EXERCISE DIRECTIONS :: In the data that follows, count the lines where "label" appears, and write only the number.

=== INFORMATION ===

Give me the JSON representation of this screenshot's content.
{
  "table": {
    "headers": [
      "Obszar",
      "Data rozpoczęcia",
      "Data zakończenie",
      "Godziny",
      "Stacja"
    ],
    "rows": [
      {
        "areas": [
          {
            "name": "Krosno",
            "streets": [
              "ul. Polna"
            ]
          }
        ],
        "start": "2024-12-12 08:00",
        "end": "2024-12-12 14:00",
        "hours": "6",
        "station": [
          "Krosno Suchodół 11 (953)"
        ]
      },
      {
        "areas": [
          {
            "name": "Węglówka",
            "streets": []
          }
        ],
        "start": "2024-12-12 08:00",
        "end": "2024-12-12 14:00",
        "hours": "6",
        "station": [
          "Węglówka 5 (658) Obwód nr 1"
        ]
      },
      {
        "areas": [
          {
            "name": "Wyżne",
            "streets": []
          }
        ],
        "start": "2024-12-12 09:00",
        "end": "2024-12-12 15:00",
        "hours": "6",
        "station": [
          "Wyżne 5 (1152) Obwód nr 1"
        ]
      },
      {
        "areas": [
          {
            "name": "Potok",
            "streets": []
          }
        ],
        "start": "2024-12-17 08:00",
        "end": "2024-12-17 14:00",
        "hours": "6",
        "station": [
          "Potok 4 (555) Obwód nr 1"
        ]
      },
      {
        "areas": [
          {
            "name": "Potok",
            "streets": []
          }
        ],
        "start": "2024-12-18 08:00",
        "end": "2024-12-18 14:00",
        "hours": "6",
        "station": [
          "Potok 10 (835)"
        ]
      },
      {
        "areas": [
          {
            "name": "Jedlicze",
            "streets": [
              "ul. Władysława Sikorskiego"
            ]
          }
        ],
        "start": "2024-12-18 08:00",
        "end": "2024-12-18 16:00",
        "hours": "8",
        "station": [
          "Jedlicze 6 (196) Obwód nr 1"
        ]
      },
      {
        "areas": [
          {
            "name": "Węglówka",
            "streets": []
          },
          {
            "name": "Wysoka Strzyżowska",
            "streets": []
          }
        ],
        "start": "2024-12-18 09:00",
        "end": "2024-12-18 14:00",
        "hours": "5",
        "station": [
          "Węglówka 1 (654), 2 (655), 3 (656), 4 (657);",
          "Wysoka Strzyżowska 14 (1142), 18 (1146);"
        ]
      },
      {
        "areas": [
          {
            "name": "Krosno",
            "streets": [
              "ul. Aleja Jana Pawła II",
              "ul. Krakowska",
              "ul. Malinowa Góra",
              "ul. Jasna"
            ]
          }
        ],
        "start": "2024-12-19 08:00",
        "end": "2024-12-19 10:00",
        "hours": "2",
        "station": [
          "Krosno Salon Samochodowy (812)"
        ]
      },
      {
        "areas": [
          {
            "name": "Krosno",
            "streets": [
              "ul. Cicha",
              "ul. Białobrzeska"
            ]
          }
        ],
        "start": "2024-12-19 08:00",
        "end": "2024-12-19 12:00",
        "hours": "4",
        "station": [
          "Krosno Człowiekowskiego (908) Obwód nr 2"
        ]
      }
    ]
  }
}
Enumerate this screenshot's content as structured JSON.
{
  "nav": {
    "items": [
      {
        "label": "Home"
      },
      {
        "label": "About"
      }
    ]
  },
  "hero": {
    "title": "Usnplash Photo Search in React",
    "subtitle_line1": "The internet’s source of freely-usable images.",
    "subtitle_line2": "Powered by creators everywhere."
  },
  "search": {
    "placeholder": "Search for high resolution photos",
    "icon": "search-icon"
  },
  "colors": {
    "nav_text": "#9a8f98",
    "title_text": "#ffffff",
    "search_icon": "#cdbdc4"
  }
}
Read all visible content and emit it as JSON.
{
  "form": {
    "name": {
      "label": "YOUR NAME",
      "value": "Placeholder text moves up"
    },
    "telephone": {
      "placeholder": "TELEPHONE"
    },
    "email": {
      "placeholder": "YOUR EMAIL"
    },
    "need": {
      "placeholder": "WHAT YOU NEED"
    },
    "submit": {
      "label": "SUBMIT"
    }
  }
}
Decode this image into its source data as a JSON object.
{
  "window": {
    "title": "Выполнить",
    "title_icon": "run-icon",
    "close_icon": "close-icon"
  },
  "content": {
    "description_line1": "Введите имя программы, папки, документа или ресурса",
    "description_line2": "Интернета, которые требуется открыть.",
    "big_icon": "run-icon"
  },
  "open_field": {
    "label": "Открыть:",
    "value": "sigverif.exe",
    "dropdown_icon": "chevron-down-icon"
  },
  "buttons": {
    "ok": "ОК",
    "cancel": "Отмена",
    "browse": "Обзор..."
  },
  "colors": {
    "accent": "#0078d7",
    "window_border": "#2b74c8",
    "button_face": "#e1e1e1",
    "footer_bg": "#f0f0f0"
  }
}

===

THE COMPLETED TASK :: 5